**Component data from apps and pages**
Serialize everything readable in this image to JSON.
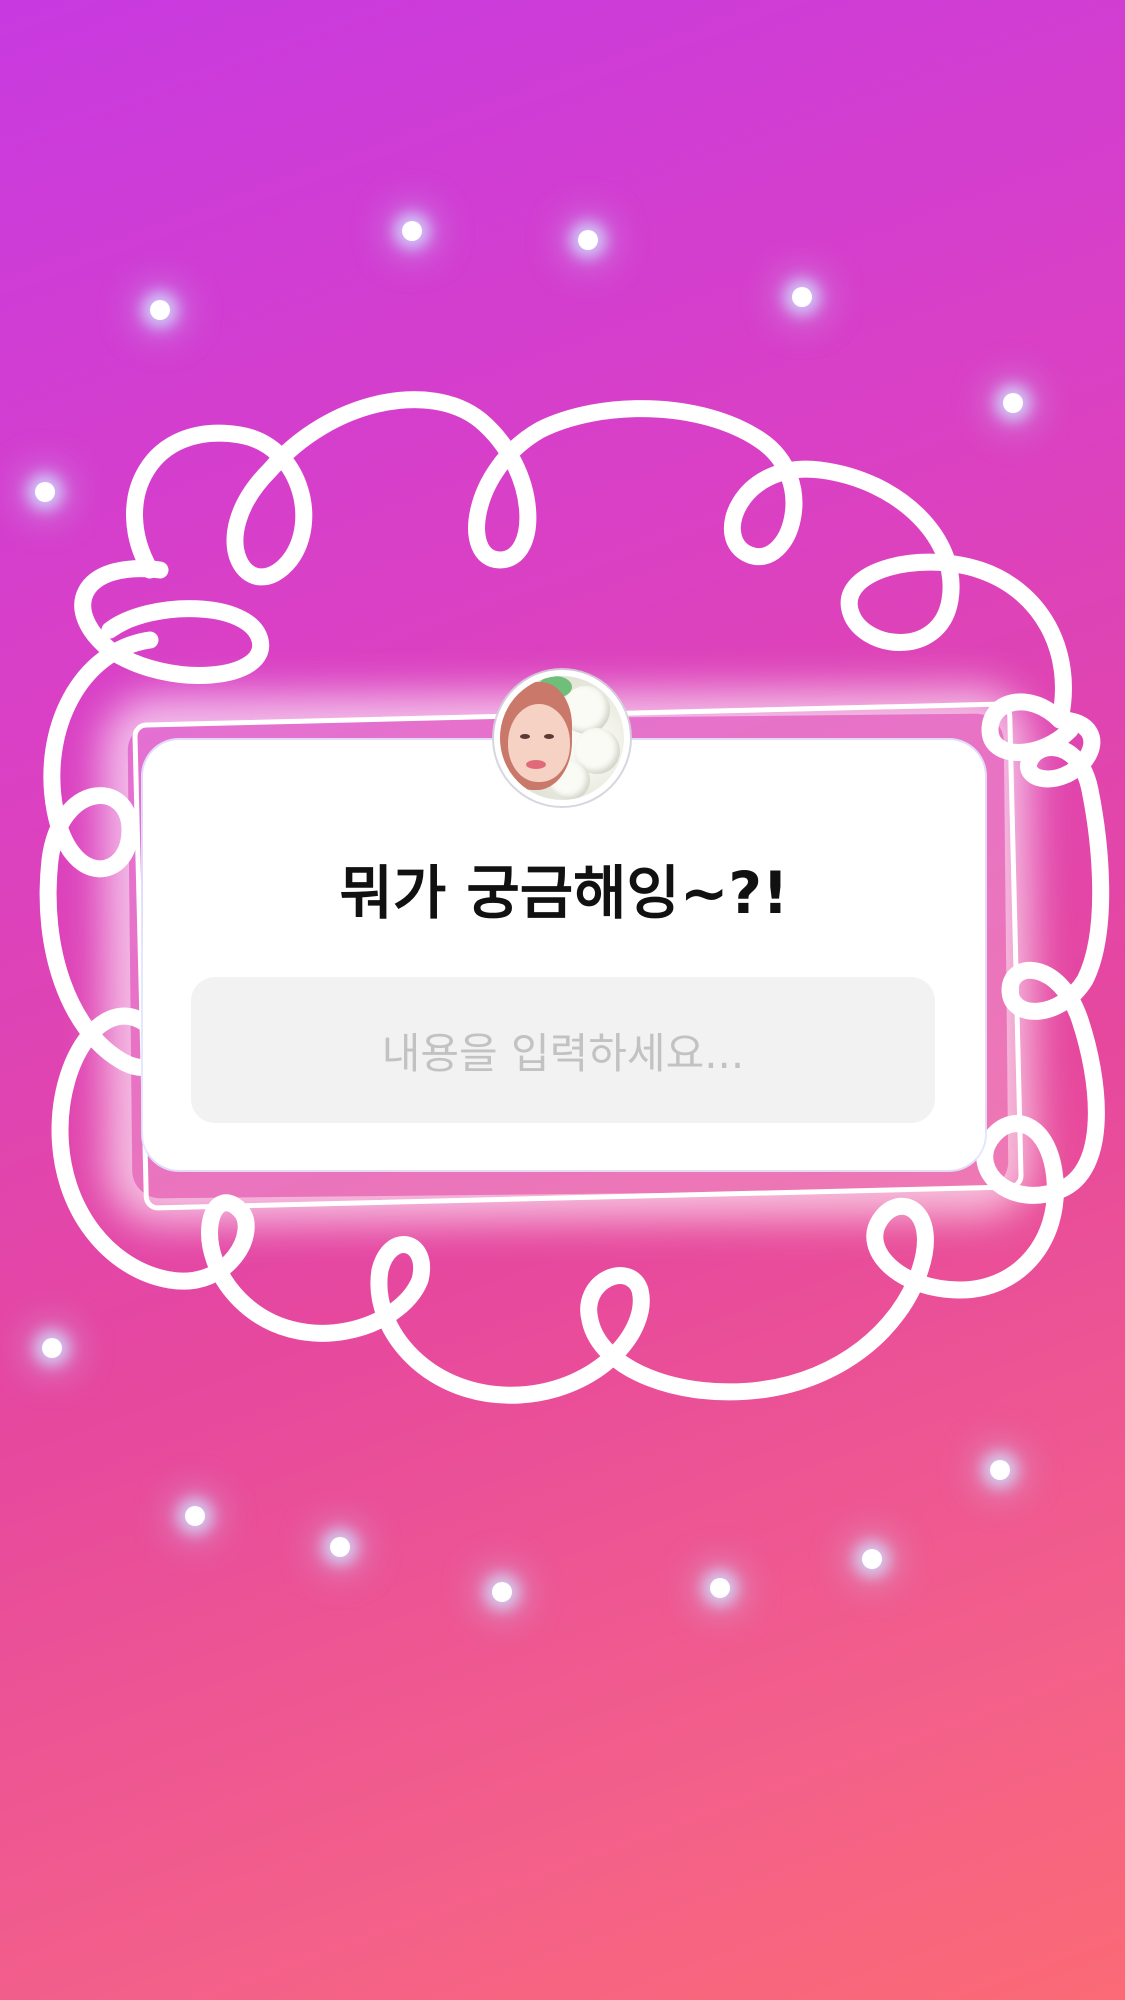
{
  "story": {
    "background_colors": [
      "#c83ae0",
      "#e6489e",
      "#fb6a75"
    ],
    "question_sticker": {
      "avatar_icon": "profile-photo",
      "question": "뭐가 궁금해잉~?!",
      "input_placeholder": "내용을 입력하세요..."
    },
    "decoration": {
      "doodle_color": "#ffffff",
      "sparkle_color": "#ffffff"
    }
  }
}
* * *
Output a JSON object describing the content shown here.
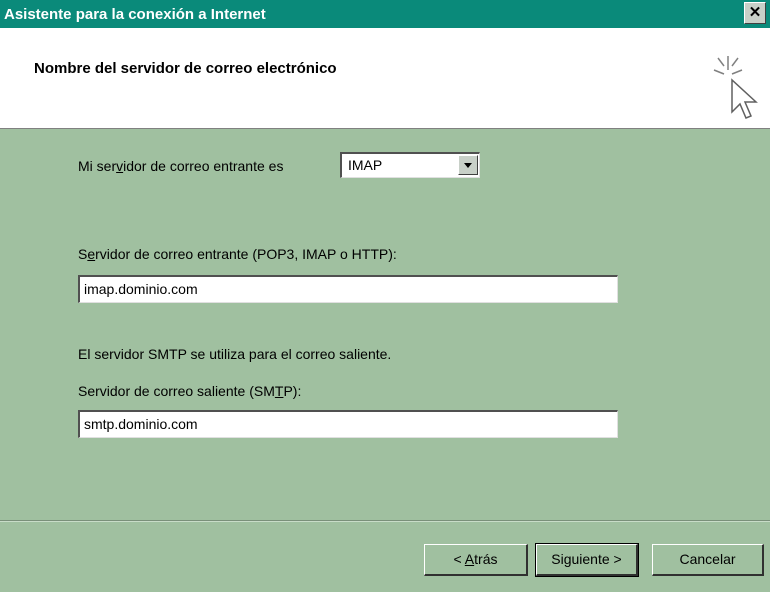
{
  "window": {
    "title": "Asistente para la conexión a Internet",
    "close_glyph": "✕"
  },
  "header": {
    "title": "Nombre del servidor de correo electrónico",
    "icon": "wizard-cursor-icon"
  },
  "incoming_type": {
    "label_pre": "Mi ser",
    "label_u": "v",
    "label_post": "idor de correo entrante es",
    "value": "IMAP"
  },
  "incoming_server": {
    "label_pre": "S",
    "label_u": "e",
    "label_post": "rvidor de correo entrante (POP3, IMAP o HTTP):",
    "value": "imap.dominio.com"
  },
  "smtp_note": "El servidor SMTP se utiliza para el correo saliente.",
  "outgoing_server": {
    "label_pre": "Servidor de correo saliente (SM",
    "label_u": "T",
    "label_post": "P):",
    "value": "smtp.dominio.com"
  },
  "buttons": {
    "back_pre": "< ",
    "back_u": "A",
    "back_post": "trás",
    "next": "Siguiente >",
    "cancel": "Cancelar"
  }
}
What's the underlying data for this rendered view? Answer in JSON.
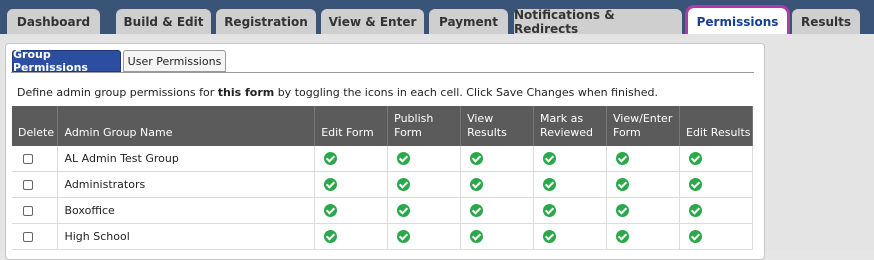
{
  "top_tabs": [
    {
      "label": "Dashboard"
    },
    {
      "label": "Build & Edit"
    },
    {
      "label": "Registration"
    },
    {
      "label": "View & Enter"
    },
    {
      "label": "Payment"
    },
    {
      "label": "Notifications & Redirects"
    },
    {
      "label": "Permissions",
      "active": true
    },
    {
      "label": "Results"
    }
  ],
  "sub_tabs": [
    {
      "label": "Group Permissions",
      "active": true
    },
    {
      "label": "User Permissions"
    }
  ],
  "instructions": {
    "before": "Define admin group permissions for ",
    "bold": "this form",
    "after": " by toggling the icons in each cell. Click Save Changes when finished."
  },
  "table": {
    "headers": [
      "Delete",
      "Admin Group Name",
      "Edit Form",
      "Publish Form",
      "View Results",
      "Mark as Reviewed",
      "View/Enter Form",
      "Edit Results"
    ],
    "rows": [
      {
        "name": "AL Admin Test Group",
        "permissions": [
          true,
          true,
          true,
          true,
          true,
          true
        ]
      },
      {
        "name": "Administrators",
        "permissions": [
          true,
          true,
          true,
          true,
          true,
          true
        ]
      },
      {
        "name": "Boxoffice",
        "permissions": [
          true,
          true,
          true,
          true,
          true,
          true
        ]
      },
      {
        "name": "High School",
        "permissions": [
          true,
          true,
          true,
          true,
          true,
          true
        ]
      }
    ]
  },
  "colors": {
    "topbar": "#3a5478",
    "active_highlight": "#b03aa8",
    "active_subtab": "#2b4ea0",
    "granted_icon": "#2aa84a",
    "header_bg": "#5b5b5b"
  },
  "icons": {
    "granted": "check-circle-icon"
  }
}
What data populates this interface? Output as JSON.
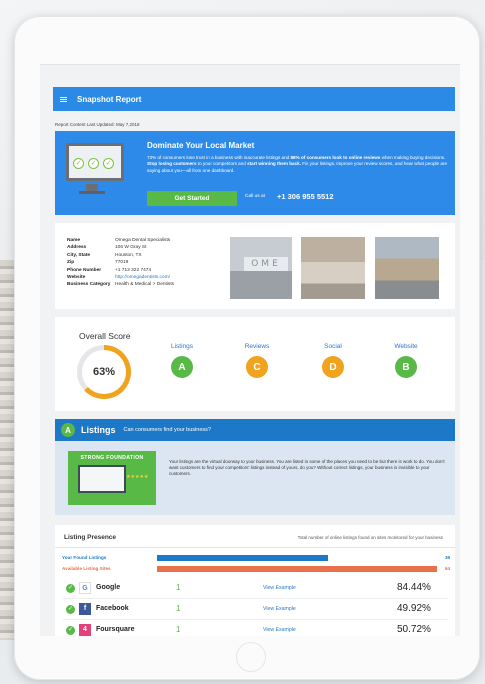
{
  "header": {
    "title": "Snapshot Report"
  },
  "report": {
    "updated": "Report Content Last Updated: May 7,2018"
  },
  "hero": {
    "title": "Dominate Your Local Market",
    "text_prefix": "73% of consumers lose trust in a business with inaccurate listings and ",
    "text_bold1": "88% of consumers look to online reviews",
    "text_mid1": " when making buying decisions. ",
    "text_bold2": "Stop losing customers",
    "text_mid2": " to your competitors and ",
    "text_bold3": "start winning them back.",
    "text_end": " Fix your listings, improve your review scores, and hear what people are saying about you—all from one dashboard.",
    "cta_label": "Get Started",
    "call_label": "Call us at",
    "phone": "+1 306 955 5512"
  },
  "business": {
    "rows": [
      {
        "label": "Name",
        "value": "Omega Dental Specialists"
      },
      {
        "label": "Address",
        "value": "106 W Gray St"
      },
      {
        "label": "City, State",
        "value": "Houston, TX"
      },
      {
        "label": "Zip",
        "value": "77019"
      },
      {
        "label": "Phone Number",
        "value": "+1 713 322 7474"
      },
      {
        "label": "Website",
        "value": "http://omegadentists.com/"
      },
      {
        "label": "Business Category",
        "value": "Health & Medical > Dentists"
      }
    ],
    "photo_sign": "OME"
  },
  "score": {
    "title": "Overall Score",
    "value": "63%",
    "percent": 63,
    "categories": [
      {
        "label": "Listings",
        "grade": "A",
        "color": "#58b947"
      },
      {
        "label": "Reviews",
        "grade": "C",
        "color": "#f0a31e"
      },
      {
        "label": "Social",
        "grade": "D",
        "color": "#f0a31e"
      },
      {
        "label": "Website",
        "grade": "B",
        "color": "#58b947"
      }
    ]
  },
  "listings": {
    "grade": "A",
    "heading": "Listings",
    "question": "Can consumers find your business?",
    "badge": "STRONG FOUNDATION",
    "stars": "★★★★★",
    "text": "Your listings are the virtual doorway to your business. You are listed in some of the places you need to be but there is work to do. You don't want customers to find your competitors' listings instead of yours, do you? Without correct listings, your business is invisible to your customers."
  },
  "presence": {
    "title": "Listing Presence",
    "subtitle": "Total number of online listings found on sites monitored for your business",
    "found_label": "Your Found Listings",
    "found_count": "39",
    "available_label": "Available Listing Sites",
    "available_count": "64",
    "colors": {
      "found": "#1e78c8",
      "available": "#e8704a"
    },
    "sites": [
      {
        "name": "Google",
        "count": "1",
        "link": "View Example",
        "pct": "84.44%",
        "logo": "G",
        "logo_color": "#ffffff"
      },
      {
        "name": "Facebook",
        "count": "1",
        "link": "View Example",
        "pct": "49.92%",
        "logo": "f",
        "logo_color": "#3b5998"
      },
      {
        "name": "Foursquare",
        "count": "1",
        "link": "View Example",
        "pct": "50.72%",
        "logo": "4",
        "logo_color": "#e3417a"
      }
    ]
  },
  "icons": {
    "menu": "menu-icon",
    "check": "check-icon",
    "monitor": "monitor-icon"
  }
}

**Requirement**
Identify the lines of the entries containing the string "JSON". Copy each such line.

**Task response**
Serialize everything readable in this image to JSON.
Output a JSON object describing the content shown here.
What's the underlying data for this rendered view? Answer in JSON.
What data populates this interface? Output as JSON.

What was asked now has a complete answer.